Methods (2) Efficacy of cyclosporine Bayesian
TDM
• Choice of efficacy endpoint
• ? Incidence of severe acute GVHD
• (grades III and IV )
• ? Relapses

37
Methods (3) Efficacy data collection
• Strategy A
• Data reported in a previous study patients
transplanted from Nov. 1999 to Oct. 2004 at
Debrousse hospital
• 85 children

38
Methods (4) Efficacy data collection
• Strategy B
• Literature review Medline request combining
bone marrow transplantation AND children AND
GVHD restriction on last 6 years
• ? gt 100 papers
• Selection of studies showing criterion previously
defined

39
Methods (5) Efficacy data collection
• Strategy B
• Selection criterion
• Pediatric studies
• 15 patients
• Incidence of moderate and severe acute GVHD
clearly indicated
• Exclusion criterion
• Rare pathologies
• Autologous graft
• Peripheral stem cell graft or umbilical cord
blood graft if no data about BMT

40
Methods (6) Efficacy data collection
• Strategy B
• 9 studies
• Warning cohorts differ from ours for different
reasons
• Data synthesis
• Median percentages about moderate and severe
acute GVHD incidence calculated from percentages
reported in each study

41
Methods (7) Costs considered
• Cost saved by using strategy A
• Overcost generated by the treatment of one severe
GVHD
• Mean cost of treatment for a patient affected by
severe GVHD mean cost of treatment for a
patient without GVHD or I-II
• Cost of carrying out strategy A

42
Methods (8) Costs considered
• Cost of carrying out strategy A
• Cyclosporine blood samples and dosages
• Equivalent in both strategies
• Bayesian monitoring
• Informatics material insignificant
• Staff 0.6 équivalent temps plein (ETP) of
hospital pharmacist and 1.5 ETP of resident

43
Methods (9) Costs considered
• Costs of treatment (severe acute GVHD / no GVHD)
• Cost of hospitalization
• Cost of drugs used
• Cost of stable and labile blood products
• Parenteral nutrition
• Biological and imaging investigations
• Calculated from 10 patients files

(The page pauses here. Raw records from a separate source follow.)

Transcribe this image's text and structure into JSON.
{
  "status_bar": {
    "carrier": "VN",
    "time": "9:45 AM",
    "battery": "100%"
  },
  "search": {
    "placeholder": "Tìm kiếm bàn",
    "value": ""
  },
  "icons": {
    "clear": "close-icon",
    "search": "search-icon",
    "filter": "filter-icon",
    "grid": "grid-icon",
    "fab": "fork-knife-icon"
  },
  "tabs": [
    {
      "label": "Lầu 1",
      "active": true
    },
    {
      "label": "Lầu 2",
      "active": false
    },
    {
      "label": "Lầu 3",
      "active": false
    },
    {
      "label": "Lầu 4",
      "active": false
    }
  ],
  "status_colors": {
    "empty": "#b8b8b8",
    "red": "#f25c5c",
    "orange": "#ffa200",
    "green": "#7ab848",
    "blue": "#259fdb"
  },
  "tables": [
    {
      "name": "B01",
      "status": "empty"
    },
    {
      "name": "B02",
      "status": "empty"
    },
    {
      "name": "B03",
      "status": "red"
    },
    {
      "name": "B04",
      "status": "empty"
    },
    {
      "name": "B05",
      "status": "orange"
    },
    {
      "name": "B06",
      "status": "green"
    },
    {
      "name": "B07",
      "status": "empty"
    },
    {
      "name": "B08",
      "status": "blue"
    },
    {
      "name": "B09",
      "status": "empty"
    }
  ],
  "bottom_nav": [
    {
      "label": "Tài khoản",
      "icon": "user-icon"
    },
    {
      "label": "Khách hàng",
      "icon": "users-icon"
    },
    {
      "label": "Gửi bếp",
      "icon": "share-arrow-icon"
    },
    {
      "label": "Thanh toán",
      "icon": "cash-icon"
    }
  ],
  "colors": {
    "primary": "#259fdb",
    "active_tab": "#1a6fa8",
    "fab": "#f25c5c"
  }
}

44
Results (1) Strategy efficacy incidence of
GVHD
• Strategy A
• Between 1999 and 2004
• Strategy B
• Mean

45
GVHD
• Number of patients concerned
• 26 BMT / year at Debrousse hospital of which
• 26 x 8.2 2.1 patients affected by severe
acute GVHD each year.
• If cyclosporine was monitored according to
classical strategy, it would be 26 22.4 5.8
patients affected by severe acute GVHD each year,
i.e. 3.7 more.

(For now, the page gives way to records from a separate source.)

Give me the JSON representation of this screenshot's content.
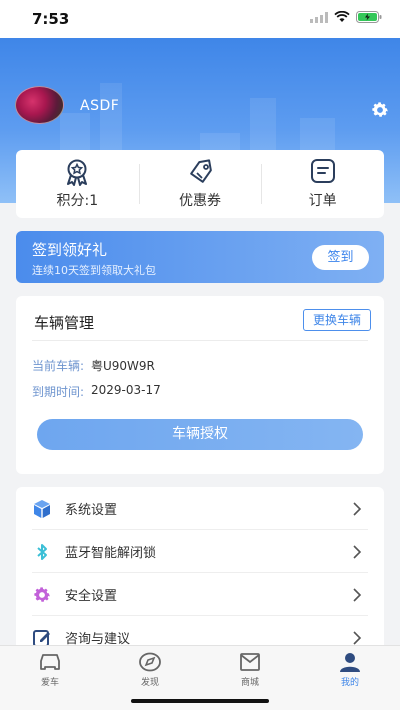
{
  "status_bar": {
    "time": "7:53"
  },
  "user": {
    "name": "ASDF",
    "avatar_icon": "avatar-photo",
    "settings_icon": "gear-icon"
  },
  "stats": [
    {
      "label": "积分:1",
      "icon": "medal-icon"
    },
    {
      "label": "优惠券",
      "icon": "coupon-tag-icon"
    },
    {
      "label": "订单",
      "icon": "order-icon"
    }
  ],
  "checkin": {
    "title": "签到领好礼",
    "subtitle": "连续10天签到领取大礼包",
    "button": "签到"
  },
  "vehicle": {
    "title": "车辆管理",
    "change_button": "更换车辆",
    "current_label": "当前车辆:",
    "current_value": "粤U90W9R",
    "expire_label": "到期时间:",
    "expire_value": "2029-03-17",
    "auth_button": "车辆授权"
  },
  "menu": [
    {
      "label": "系统设置",
      "icon": "cube-icon",
      "color": "#3f86e8"
    },
    {
      "label": "蓝牙智能解闭锁",
      "icon": "bluetooth-icon",
      "color": "#3bbfd6"
    },
    {
      "label": "安全设置",
      "icon": "gear-icon",
      "color": "#c261d9"
    },
    {
      "label": "咨询与建议",
      "icon": "edit-icon",
      "color": "#2f4c80"
    }
  ],
  "tabs": [
    {
      "label": "爱车",
      "icon": "car-icon",
      "active": false
    },
    {
      "label": "发现",
      "icon": "compass-icon",
      "active": false
    },
    {
      "label": "商城",
      "icon": "mail-icon",
      "active": false
    },
    {
      "label": "我的",
      "icon": "person-icon",
      "active": true
    }
  ],
  "colors": {
    "primary": "#3f86e8",
    "background": "#f2f3f5"
  }
}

46
Results (3) Resources consumed (costs in
euros)
The additional cost for one severe acute GVHD is
approximately 102 250 euros
47
Results (4) Costs avoided by cyclosporine
Bayesian monitoring
• Cost of severe GVHD saved (3.7 x 102250)
• 378 325 euros
• Cost of carrying out strategy A
• 111 000 euros
• Overall cost saved by using strategy A
• 267 325 euros

48
Results (5) Sensitivity analysis
• Strategy A remains cost-effective when resources
varies
• Hospitalization cost length of stay of 50 130
days
• Quantity of stable and labile blood products
administered 2000 to 72 000 euros
• Severe GVHD incidence variance above 12.5

49
Conclusion
• Cyclosporin MAP Bayesian monitoring strategy is
cost-effective as it allows
• about 14 less severe acute GVHD
• about 270 000 euros of cost saving per year